The Donegal-based artist and musician, Seoirse Ó Dochartaigh, has had exhibitions throughout Ireland, Scotland, France, Germany, Holland, Austria and the USA. Music is a persistent theme in his work: ideas come directly to him from the experience of listening to music. But he also trawls the words of songs sometimes, or reads poems, in search of the right stimulus.

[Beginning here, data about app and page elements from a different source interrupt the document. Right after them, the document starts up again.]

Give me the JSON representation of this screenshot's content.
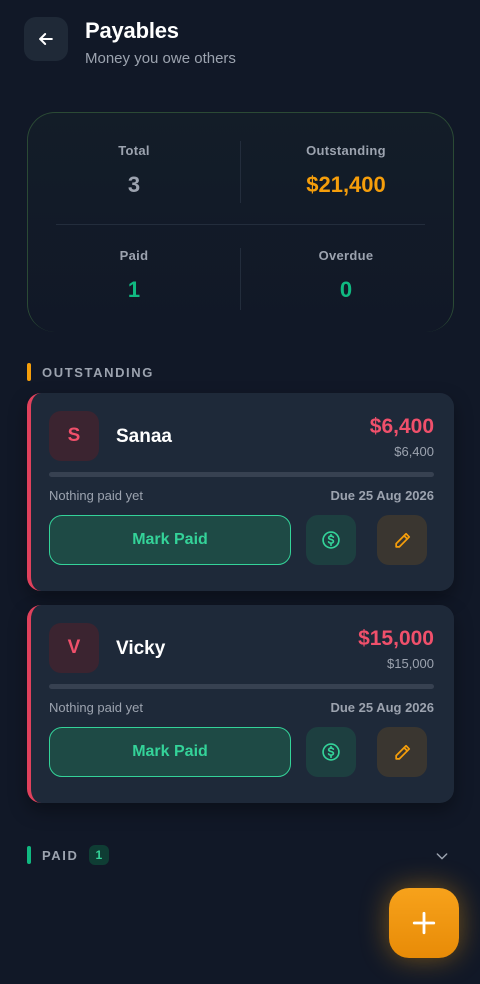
{
  "header": {
    "title": "Payables",
    "subtitle": "Money you owe others",
    "back_icon": "arrow-left-icon"
  },
  "summary": {
    "total": {
      "label": "Total",
      "value": "3"
    },
    "outstanding": {
      "label": "Outstanding",
      "value": "$21,400"
    },
    "paid": {
      "label": "Paid",
      "value": "1"
    },
    "overdue": {
      "label": "Overdue",
      "value": "0"
    }
  },
  "colors": {
    "outstanding_accent": "#f59e0b",
    "paid_accent": "#10b981",
    "overdue_accent": "#10b981",
    "danger": "#f0506b",
    "success": "#34d399",
    "fab": "#f59e0b"
  },
  "sections": {
    "outstanding": {
      "title": "OUTSTANDING"
    },
    "paid": {
      "title": "PAID",
      "count": "1",
      "chevron_icon": "chevron-down-icon"
    }
  },
  "payables": [
    {
      "initial": "S",
      "name": "Sanaa",
      "amount": "$6,400",
      "remaining": "$6,400",
      "progress_fraction": 0,
      "paid_note": "Nothing paid yet",
      "due": "Due 25 Aug 2026",
      "mark_paid_label": "Mark Paid",
      "pay_icon": "dollar-circle-icon",
      "edit_icon": "pencil-icon"
    },
    {
      "initial": "V",
      "name": "Vicky",
      "amount": "$15,000",
      "remaining": "$15,000",
      "progress_fraction": 0,
      "paid_note": "Nothing paid yet",
      "due": "Due 25 Aug 2026",
      "mark_paid_label": "Mark Paid",
      "pay_icon": "dollar-circle-icon",
      "edit_icon": "pencil-icon"
    }
  ],
  "fab": {
    "icon": "plus-icon"
  }
}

As a singer of Gaelic songs – from the living sean-nós tradition – Ó Dochartaigh has found easy access into a landscape peculiar to the Gaeltacht. The songs of the Gaeltacht, he discovered, are full of beautiful lines describing simple, diminutive, colourful aspects of a wild and rugged terrain washed by the waves of the sea, dewy with streams, lakes and waterfalls and overgrown with heather, fern and gorse. In these songs, only the minuscule aspects of the surroundings are celebrated: the blossom of the blackthorn, the dew on the morning grass, berries growing along the hedgerows, etc.

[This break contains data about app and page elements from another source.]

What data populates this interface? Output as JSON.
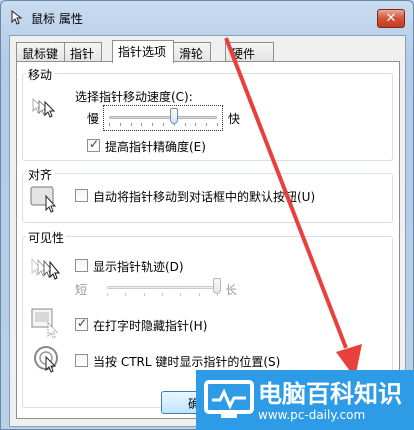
{
  "window": {
    "title": "鼠标 属性",
    "close_label": "✕"
  },
  "tabs": [
    {
      "label": "鼠标键",
      "active": false
    },
    {
      "label": "指针",
      "active": false
    },
    {
      "label": "指针选项",
      "active": true
    },
    {
      "label": "滑轮",
      "active": false
    },
    {
      "label": "硬件",
      "active": false
    }
  ],
  "motion": {
    "title": "移动",
    "speed_label": "选择指针移动速度(C):",
    "slow_label": "慢",
    "fast_label": "快",
    "speed_level": 0.6,
    "precision_label": "提高指针精确度(E)",
    "precision_checked": true
  },
  "snap": {
    "title": "对齐",
    "snap_label": "自动将指针移动到对话框中的默认按钮(U)",
    "snap_checked": false
  },
  "visibility": {
    "title": "可见性",
    "trails_label": "显示指针轨迹(D)",
    "trails_checked": false,
    "short_label": "短",
    "long_label": "长",
    "trails_level": 1.0,
    "hide_label": "在打字时隐藏指针(H)",
    "hide_checked": true,
    "ctrl_label": "当按 CTRL 键时显示指针的位置(S)",
    "ctrl_checked": false
  },
  "footer": {
    "ok_label": "确定"
  },
  "watermark": {
    "title": "电脑百科知识",
    "url": "www.pc-daily.com",
    "color": "#2e9be6"
  },
  "annotation": {
    "arrow_color": "#e8413c"
  }
}
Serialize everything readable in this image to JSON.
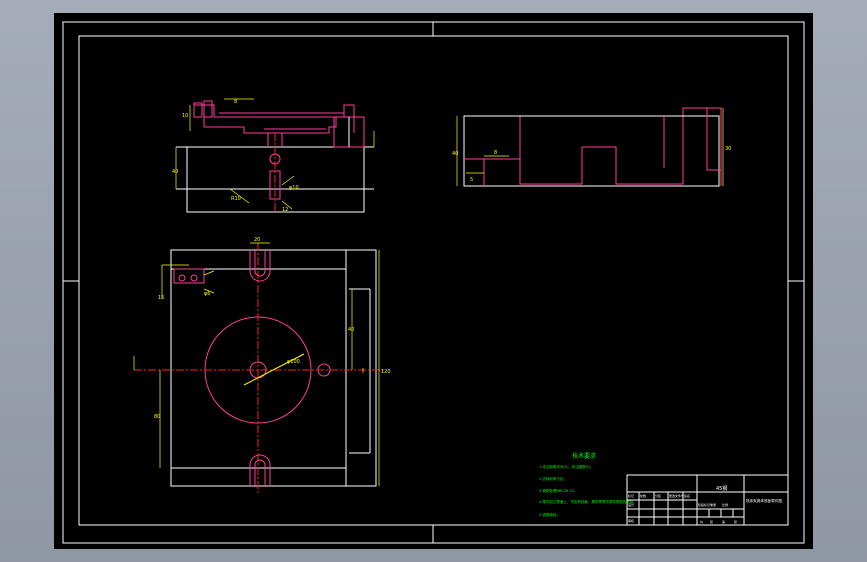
{
  "drawing": {
    "tech_requirements": {
      "title": "技术要求",
      "lines": [
        "1.未注倒角均为C1，未注圆角R1。",
        "2.去除毛刺飞边。",
        "3.调质处理HRC28-32。",
        "4.零件加工表面上，不应有划痕、擦伤等损伤零件表面的缺陷。",
        "5.锐角倒钝。"
      ]
    },
    "title_block": {
      "material": "45钢",
      "part_name": "铣床夹具体底板零件图",
      "sign_row": [
        "标记",
        "处数",
        "分区",
        "更改文件号",
        "签名",
        "年月日"
      ],
      "scale_row": [
        "阶段标记",
        "重量",
        "比例"
      ],
      "sheet_row": [
        "共",
        "张",
        "第",
        "张"
      ],
      "design_label": "设计",
      "check_label": "审核"
    }
  },
  "colors": {
    "outline": "#ffffff",
    "dimension": "#ffff00",
    "hidden": "#ff3d9a",
    "centerline": "#ff2020",
    "note": "#00ff00"
  }
}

The largely anonymous poets and “song-writers” of the sean-nós tradition – the people who actually made the songs – were, in Ó Dochartaigh’s view, visual artists of a kind. They knew this landscape intimately and they “painted” it lovingly with words and music rather than with brushes. Painting with brushes, of course, has – in the past at least – been the privilege of the wealthy: sean-nós, on the other hand, is the expression of the dispossessed and under-privileged.
Ó Dochartaigh is really the first Irish painter to recognise this phenomenon and the first to make paintings based on sean-nós songs.

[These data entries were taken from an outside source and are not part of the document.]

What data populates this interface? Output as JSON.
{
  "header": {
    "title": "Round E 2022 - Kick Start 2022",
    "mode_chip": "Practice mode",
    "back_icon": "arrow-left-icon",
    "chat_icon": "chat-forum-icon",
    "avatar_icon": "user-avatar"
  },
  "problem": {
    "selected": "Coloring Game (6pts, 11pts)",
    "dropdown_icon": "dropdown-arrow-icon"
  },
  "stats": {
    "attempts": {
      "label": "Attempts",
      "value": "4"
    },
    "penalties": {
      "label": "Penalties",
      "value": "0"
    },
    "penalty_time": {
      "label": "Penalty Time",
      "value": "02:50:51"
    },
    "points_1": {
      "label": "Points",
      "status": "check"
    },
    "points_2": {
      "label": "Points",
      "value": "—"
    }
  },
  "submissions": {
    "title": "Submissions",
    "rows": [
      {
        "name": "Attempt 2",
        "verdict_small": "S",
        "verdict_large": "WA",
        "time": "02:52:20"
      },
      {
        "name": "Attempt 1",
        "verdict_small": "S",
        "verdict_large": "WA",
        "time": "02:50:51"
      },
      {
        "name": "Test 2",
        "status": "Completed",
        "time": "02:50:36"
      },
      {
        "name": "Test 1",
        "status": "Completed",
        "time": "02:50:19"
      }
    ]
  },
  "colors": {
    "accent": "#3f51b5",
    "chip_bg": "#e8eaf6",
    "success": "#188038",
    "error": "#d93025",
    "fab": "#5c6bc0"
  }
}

His first major one-man show was a revelation to many. It was called “Oíche go Maidin” and took place in the Duke Gallery in Dublin, in 1993. An appraisal of his work was published in the Maynooth College year-book “Bliainiris 2000” in which Méabh Ní Chléirigh also assessed the works of Louis le Brocquy, Brian Burke and Seán McSweeney.